= Your task =
A single number is required: how many lines of the listing below include the word "just".
========================
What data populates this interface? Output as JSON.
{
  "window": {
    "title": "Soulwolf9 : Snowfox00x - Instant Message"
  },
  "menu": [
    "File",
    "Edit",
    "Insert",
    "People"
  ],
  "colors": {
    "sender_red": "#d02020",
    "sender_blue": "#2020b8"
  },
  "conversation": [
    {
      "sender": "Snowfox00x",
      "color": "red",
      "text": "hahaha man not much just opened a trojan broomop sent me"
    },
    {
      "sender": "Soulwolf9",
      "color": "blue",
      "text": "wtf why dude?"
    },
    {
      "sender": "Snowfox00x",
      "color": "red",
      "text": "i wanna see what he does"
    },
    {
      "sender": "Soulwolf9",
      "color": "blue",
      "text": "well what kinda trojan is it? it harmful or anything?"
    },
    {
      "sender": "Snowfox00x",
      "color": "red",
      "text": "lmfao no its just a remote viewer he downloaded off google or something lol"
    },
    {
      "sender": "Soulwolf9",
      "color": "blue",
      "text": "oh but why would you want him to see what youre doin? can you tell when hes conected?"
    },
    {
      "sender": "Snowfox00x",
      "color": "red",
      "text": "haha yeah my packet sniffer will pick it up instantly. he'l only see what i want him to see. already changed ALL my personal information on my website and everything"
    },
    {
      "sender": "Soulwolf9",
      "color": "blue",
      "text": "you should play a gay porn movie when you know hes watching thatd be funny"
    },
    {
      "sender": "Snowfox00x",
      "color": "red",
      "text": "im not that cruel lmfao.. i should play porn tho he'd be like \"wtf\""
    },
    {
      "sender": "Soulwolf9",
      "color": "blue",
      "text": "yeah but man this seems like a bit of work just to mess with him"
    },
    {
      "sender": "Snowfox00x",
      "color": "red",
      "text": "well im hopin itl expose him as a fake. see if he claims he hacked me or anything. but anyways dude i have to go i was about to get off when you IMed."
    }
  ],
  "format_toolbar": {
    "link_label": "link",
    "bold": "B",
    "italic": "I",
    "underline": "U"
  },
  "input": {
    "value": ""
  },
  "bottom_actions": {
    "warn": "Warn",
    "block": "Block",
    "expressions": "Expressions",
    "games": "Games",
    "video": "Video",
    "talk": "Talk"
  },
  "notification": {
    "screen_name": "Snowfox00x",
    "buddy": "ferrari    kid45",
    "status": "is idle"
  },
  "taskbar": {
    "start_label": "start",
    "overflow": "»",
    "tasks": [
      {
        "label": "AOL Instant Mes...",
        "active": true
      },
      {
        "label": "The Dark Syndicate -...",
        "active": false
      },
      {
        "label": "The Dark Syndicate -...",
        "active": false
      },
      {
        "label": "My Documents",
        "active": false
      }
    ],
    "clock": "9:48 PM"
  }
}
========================
= Result of this exercise =
3